### AIM OF THE TASK
The records below are to be restated word for word, with every picture left out.

### EXERCISE MATERIAL
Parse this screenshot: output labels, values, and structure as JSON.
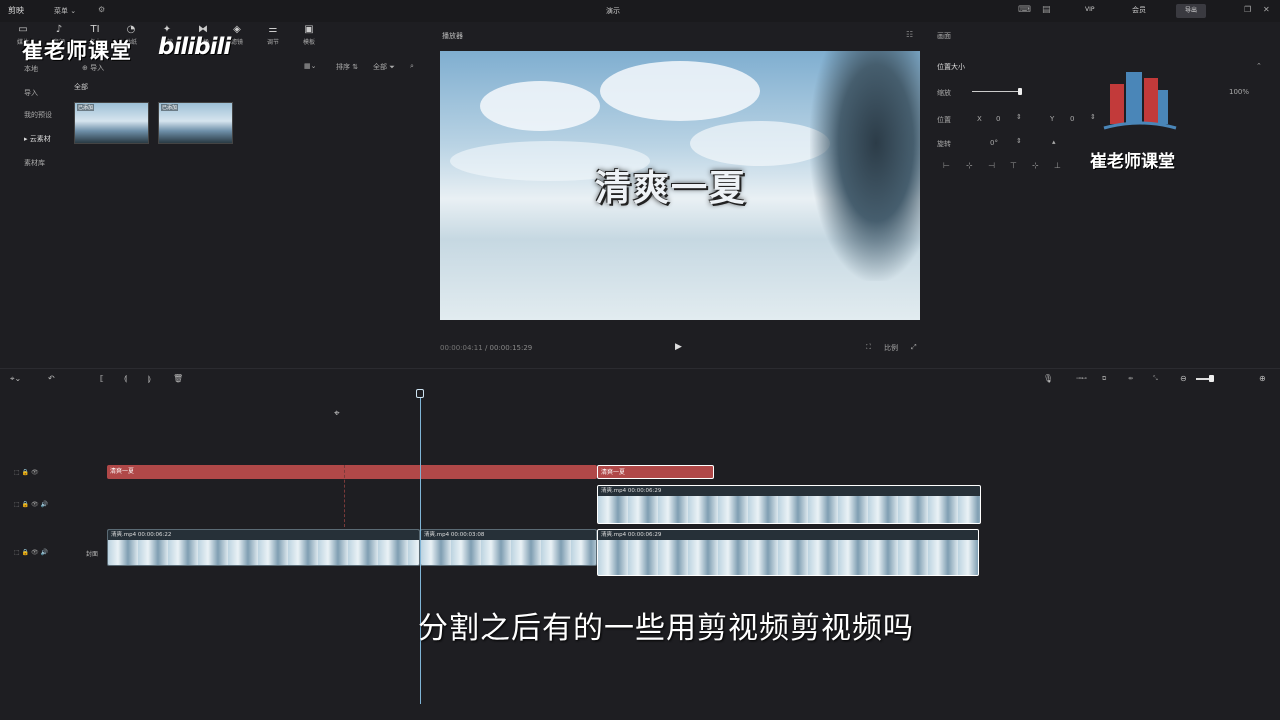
{
  "topbar": {
    "app_name": "剪映",
    "menu": "菜单 ⌄",
    "title": "演示",
    "vip": "VIP",
    "account": "会员",
    "export": "导出"
  },
  "media_toolbar": {
    "tools": [
      {
        "icon": "video-icon",
        "label": "媒体"
      },
      {
        "icon": "audio-icon",
        "label": "音频"
      },
      {
        "icon": "text-icon",
        "label": "文本"
      },
      {
        "icon": "sticker-icon",
        "label": "贴纸"
      },
      {
        "icon": "effects-icon",
        "label": "特效"
      },
      {
        "icon": "transition-icon",
        "label": "转场"
      },
      {
        "icon": "filter-icon",
        "label": "滤镜"
      },
      {
        "icon": "adjust-icon",
        "label": "调节"
      },
      {
        "icon": "template-icon",
        "label": "模板"
      }
    ]
  },
  "watermark": {
    "brand_left": "崔老师课堂",
    "bilibili": "bilibili",
    "brand_right": "崔老师课堂"
  },
  "sidebar": {
    "items": [
      {
        "label": "本地"
      },
      {
        "label": "导入"
      },
      {
        "label": "我的预设"
      },
      {
        "label": "云素材"
      },
      {
        "label": "素材库"
      }
    ]
  },
  "media": {
    "import_label": "导入",
    "tab_all": "全部",
    "sort_label": "排序",
    "filter_label": "全部",
    "clips": [
      {
        "tag": "已添加"
      },
      {
        "tag": "已添加"
      }
    ]
  },
  "player": {
    "label": "播放器",
    "video_title": "清爽一夏",
    "current_time": "00:00:04:11",
    "total_time": "00:00:15:29",
    "ratio_label": "比例"
  },
  "properties": {
    "header": "画面",
    "section": "位置大小",
    "scale_label": "缩放",
    "scale_value": "100%",
    "position_label": "位置",
    "x_label": "X",
    "x_value": "0",
    "y_label": "Y",
    "y_value": "0",
    "rotate_label": "旋转",
    "rotate_value": "0°"
  },
  "timeline": {
    "cover_label": "封面",
    "text_clips": [
      {
        "label": "清爽一夏"
      },
      {
        "label": "清爽一夏"
      }
    ],
    "video_clips": [
      {
        "label": "清爽.mp4  00:00:06:22"
      },
      {
        "label": "清爽.mp4  00:00:03:08"
      },
      {
        "label": "清爽.mp4  00:00:06:29"
      },
      {
        "label": "清爽.mp4  00:00:06:29"
      }
    ]
  },
  "subtitle": "分割之后有的一些用剪视频剪视频吗",
  "colors": {
    "text_clip": "#b04848",
    "playhead": "#7fb4d6",
    "background": "#1e1e22"
  }
}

### ANSWER TO THIS PROBLEM
Parse this screenshot: output labels, values, and structure as JSON.
{
  "topbar": {
    "app_name": "剪映",
    "menu": "菜单 ⌄",
    "title": "演示",
    "vip": "VIP",
    "account": "会员",
    "export": "导出"
  },
  "media_toolbar": {
    "tools": [
      {
        "icon": "video-icon",
        "label": "媒体"
      },
      {
        "icon": "audio-icon",
        "label": "音频"
      },
      {
        "icon": "text-icon",
        "label": "文本"
      },
      {
        "icon": "sticker-icon",
        "label": "贴纸"
      },
      {
        "icon": "effects-icon",
        "label": "特效"
      },
      {
        "icon": "transition-icon",
        "label": "转场"
      },
      {
        "icon": "filter-icon",
        "label": "滤镜"
      },
      {
        "icon": "adjust-icon",
        "label": "调节"
      },
      {
        "icon": "template-icon",
        "label": "模板"
      }
    ]
  },
  "watermark": {
    "brand_left": "崔老师课堂",
    "bilibili": "bilibili",
    "brand_right": "崔老师课堂"
  },
  "sidebar": {
    "items": [
      {
        "label": "本地"
      },
      {
        "label": "导入"
      },
      {
        "label": "我的预设"
      },
      {
        "label": "云素材"
      },
      {
        "label": "素材库"
      }
    ]
  },
  "media": {
    "import_label": "导入",
    "tab_all": "全部",
    "sort_label": "排序",
    "filter_label": "全部",
    "clips": [
      {
        "tag": "已添加"
      },
      {
        "tag": "已添加"
      }
    ]
  },
  "player": {
    "label": "播放器",
    "video_title": "清爽一夏",
    "current_time": "00:00:04:11",
    "total_time": "00:00:15:29",
    "ratio_label": "比例"
  },
  "properties": {
    "header": "画面",
    "section": "位置大小",
    "scale_label": "缩放",
    "scale_value": "100%",
    "position_label": "位置",
    "x_label": "X",
    "x_value": "0",
    "y_label": "Y",
    "y_value": "0",
    "rotate_label": "旋转",
    "rotate_value": "0°"
  },
  "timeline": {
    "cover_label": "封面",
    "text_clips": [
      {
        "label": "清爽一夏"
      },
      {
        "label": "清爽一夏"
      }
    ],
    "video_clips": [
      {
        "label": "清爽.mp4  00:00:06:22"
      },
      {
        "label": "清爽.mp4  00:00:03:08"
      },
      {
        "label": "清爽.mp4  00:00:06:29"
      },
      {
        "label": "清爽.mp4  00:00:06:29"
      }
    ]
  },
  "subtitle": "分割之后有的一些用剪视频剪视频吗",
  "colors": {
    "text_clip": "#b04848",
    "playhead": "#7fb4d6",
    "background": "#1e1e22"
  }
}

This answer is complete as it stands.